China Evergrande Group has officially been labeled a defaulter for the first time, the latest milestone in a months-long financial drama that paves the way for a massive restructuring of the world’s most indebted developer.
Fitch Ratings cut the developer to restricted default over its failure to meet two coupon payments after a grace period expired on Monday, according to a statement. The credit assessor said the developer didn’t respond to request for confirmation on the payment, and is assuming it wasn’t made. The downgrade may trigger cross defaults on Evergrande’s $19.2 billion of dollar debt.
The development marks the beginning of the end for the sprawling real estate empire started 25 years ago by founder Hui Ka Yan, setting off a lengthy battle over who gets paid from what remains.
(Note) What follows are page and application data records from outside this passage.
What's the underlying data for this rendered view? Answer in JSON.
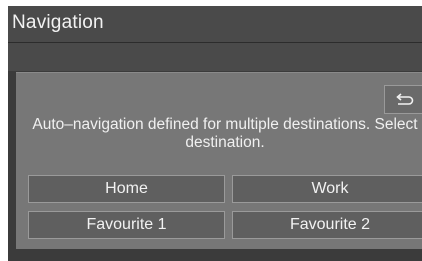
{
  "header": {
    "title": "Navigation"
  },
  "dialog": {
    "message_line1": "Auto–navigation defined for multiple destinations. Select",
    "message_line2": "destination.",
    "back_icon": "back-arrow-icon"
  },
  "destinations": {
    "home": "Home",
    "work": "Work",
    "favourite1": "Favourite 1",
    "favourite2": "Favourite 2"
  },
  "colors": {
    "screen_bg": "#3b3b3b",
    "panel_bg": "#777777",
    "button_bg": "#5f5f5f",
    "text": "#f2f2f2"
  }
}
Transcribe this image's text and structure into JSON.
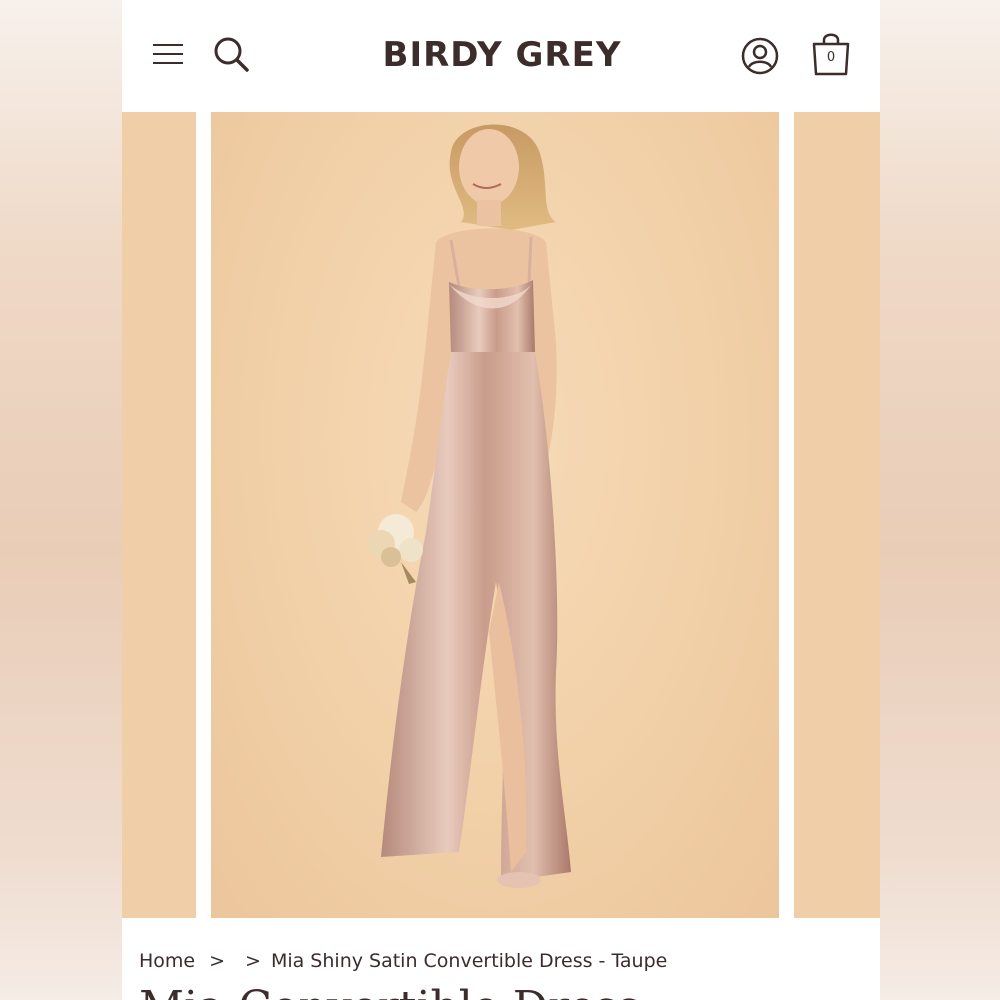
{
  "header": {
    "brand": "BIRDY GREY",
    "cart_count": "0"
  },
  "icons": {
    "menu": "hamburger-menu-icon",
    "search": "search-icon",
    "account": "account-icon",
    "cart": "shopping-bag-icon"
  },
  "gallery": {
    "image_subject": "model in taupe satin gown holding bouquet"
  },
  "breadcrumb": {
    "home": "Home",
    "sep1": ">",
    "sep2": ">",
    "current": "Mia Shiny Satin Convertible Dress - Taupe"
  },
  "product": {
    "title": "Mia Convertible Dress"
  },
  "colors": {
    "brand_text": "#3c2c2c",
    "backdrop": "#f0cfa8",
    "dress": "#c9a090"
  }
}
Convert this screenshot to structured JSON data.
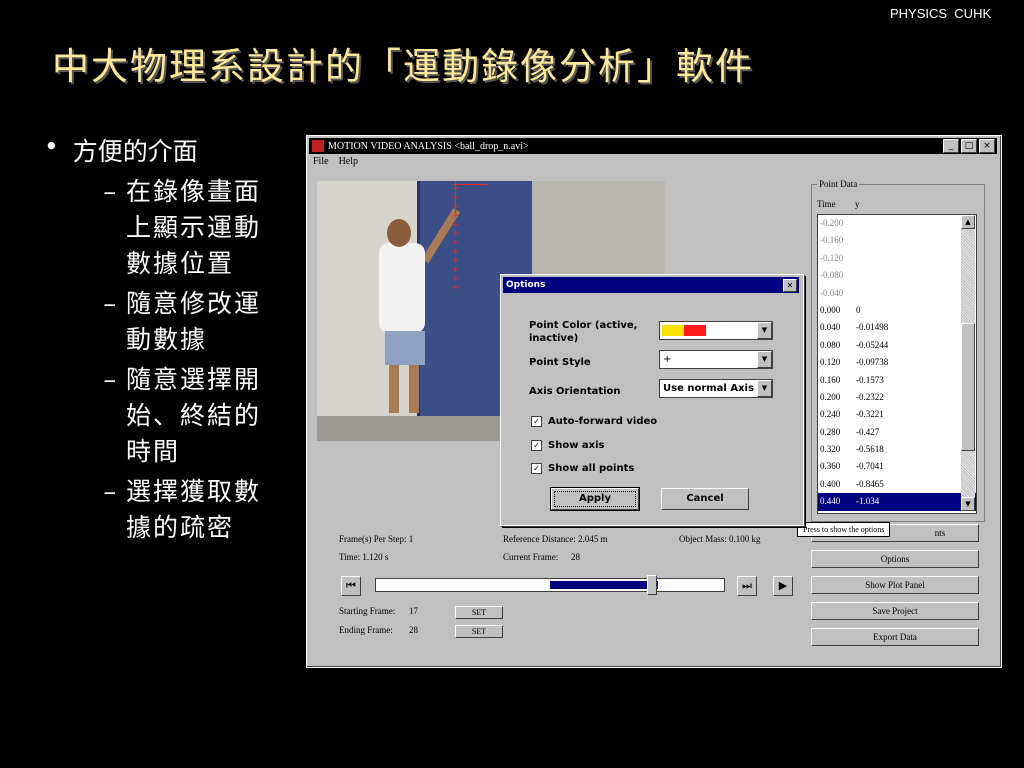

It also poses a challenge to the Chinese government’s efforts to prevent a debt crisis in the property sector from sparking broader contagion.
Authorities have scored some successes, with markets taking the most recent developer debt stumbles in their stride after a reserve-ratio cut announced by the central bank on Monday.
Evergrande, which disclosed more than $300 billion of total liabilities as of June, said in a brief exchange filing on Dec. 3 that it plans to “actively engage” with offshore creditors on a restructuring plan.
The company is planning to include all its offshore public bonds and private debt obligations in the restructuring, people familiar with the matter said separately.
“The downgrade may not have an overt or immediate impact on the Chinese process, but may subtly increase pressure on the company (and regulators) to quickly reveal initial restructuring proposals,” said Brock Silvers, chief investment officer at Kaiyuan Capital in Hong Kong.
Fitch also downgraded Kaisa Group Holdings Ltd. to restricted default, citing its failure to repay a $400 million dollar bond that matured Tuesday. The ratings cut may also trigger cross defaults on the developer’s $11.2 billion of outstanding dollar debt. The company had become a symbol of the boom years in Chinese credit markets after emerging from a high-profile default in 2015.
Chinese junk dollar bonds held earlier gains of as much as three cents on the dollar after the downgrades.
Beijing’s reluctance to bail out Evergrande sends a clear signal that the Communist Party won’t tolerate massive debt build-ups that threaten financial stability.
The People’s Bank of China reiterated on Friday that risks posed to the economy by Evergrande’s debt crisis can be contained, citing the developer’s “own poor management” and “reckless expansion” for the problems it faces. PBOC Governor Yi Gang said in remarks broadcast Thursday that Evergrande will be dealt with in a market-oriented way.
At the same time, the government is now deeply involved in management of the company. Guangdong said last week it would dispatch a team to Evergrande to ensure “normal” operations.
The developer’s new seven-member risk committee includes senior managers from Guangdong state-owned enterprises and China Cinda Asset Management Co., the nation’s largest bad-debt manager. Another is from a law firm, while only two members are from Evergrande, including Hui.
Evergrande bondholders including Marathon Asset Management have said they expect offshore creditors to be near the bottom of the queue for repayment. The Chinese government’s prime motivation is often maintaining social stability, which in this case means giving priority to homeowners, employees and individual investors in wealth management products.
Some offshore creditors are already consulting with financial and legal advisers. It could help that bondholders may include some of the world’s biggest investment firms, which China is unlikely to want to alienate. Ashmore Group, BlackRock Inc., FIL Ltd., UBS Group AG and Allianz SE have all reported holding Evergrande debt in recent months, Bloomberg-compiled data show.
Evergrande’s overseas obligations also include bonds with keepwell provisions. These are essentially a gentleman’s agreement that often involves a pledge to keep an offshore issuer solvent, and may not be legally recognized in this restructuring.
“The rights and interests of creditors and shareholders will be fully respected in accordance to their legal seniority,” central bank Governor Yi said in a pre-recorded video message Thursday at a seminar in Hong Kong.